Today we celebrated Dia de São Martinho (Saint Martin Day).

But who was São Martinho? The legend says that Martinho was a Roman soldier who was caught, on a dreadful winter day, in a snowstorm with only his cape to protect him.  While riding to get out of the storm he was approached by a beggar; Martinho cut his cloak in half to share with the beggar and save him from dying. When Martinho did it, the clouds drifted and beams of sun lit up the sky.

That night Martin dreamed that  Jesus was wearing the half-cloak he had given away to the beggar and heard a voice saying, “Every time you do a good deed for your less fortunate and unprotected bothers, you are doing onto me”.

From this day on, he began looking at and treating people differently and was later canonized as a saint.
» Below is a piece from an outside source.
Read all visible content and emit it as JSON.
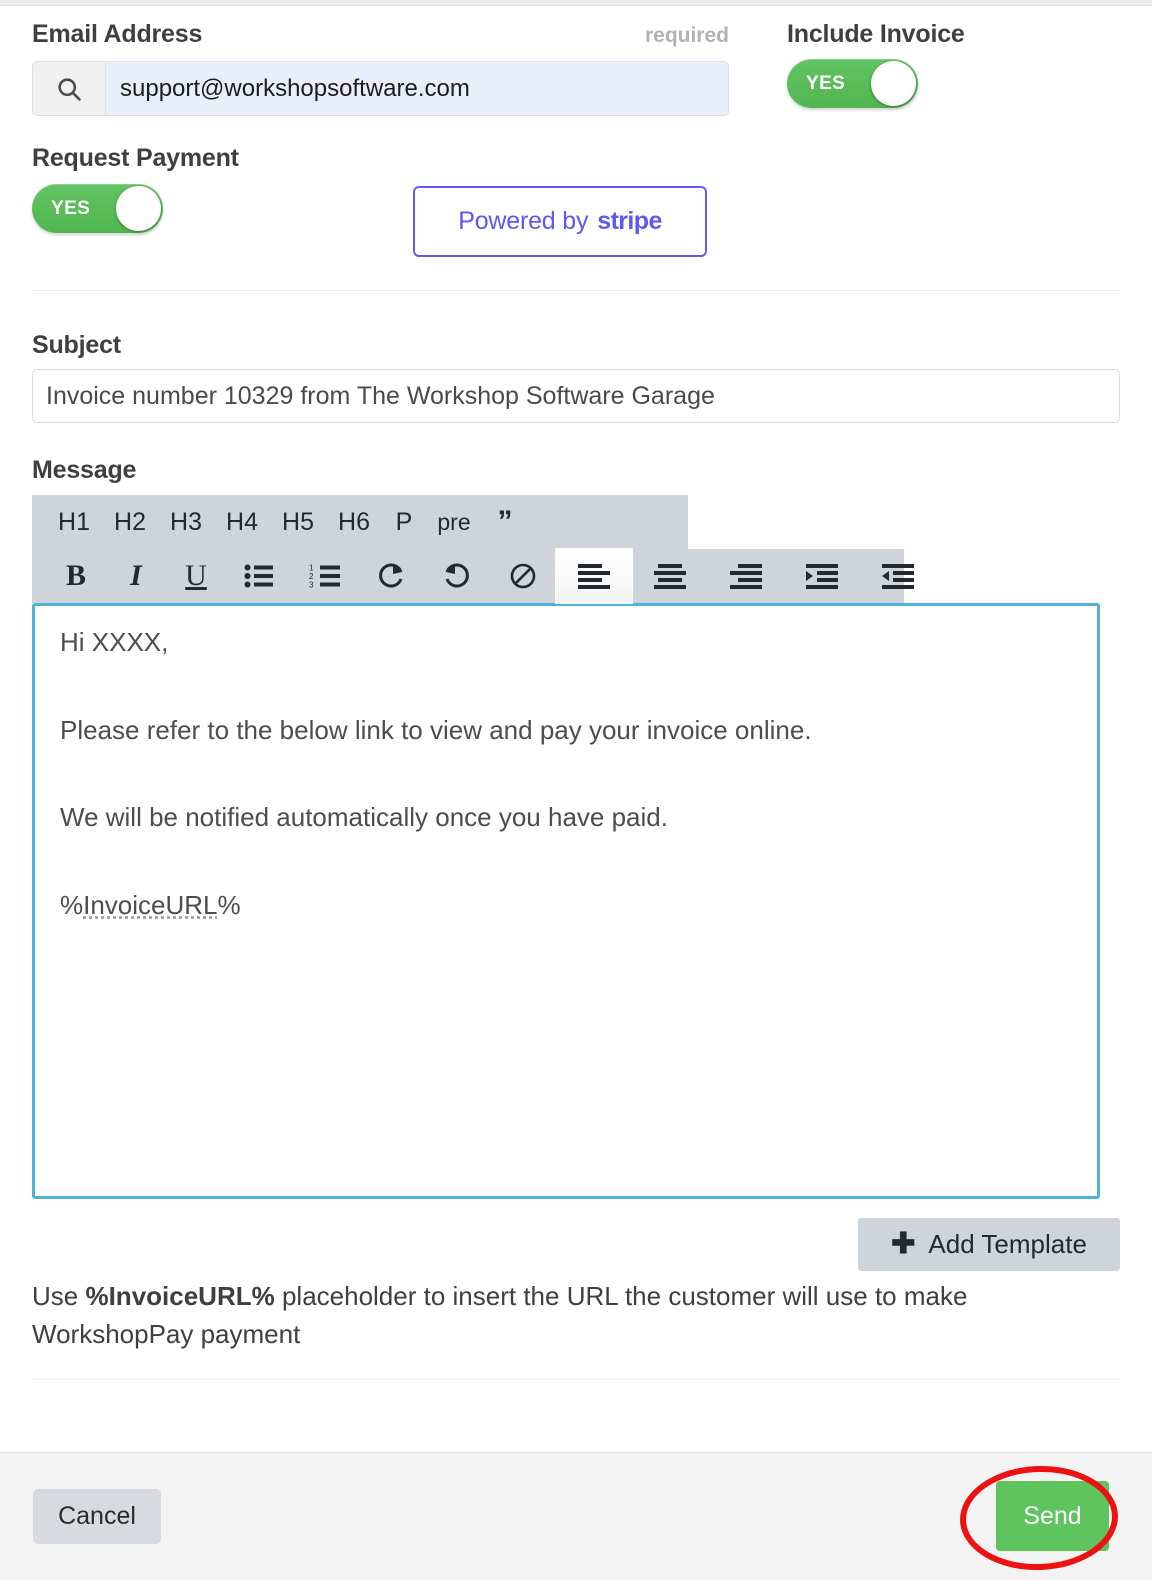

Sao Martinho is celebrated throughout Europe on this day, and in Portugal it is celebrated doing good deeds, eating roasted chestnuts wrapped in newspaper or old phone book pages (sometimes also dry  figs and walnuts), and drinking the first wine of this year crops, called água-pé (literally “foot water”, made by adding water to the juice  which is pressed out of the grapes with bare feet ) or jeropiga (a sweet  liquor).

But in our school we didn’t drink àgua-pé or jeropiga; we only ate roasted chestnuts and drank orange juice!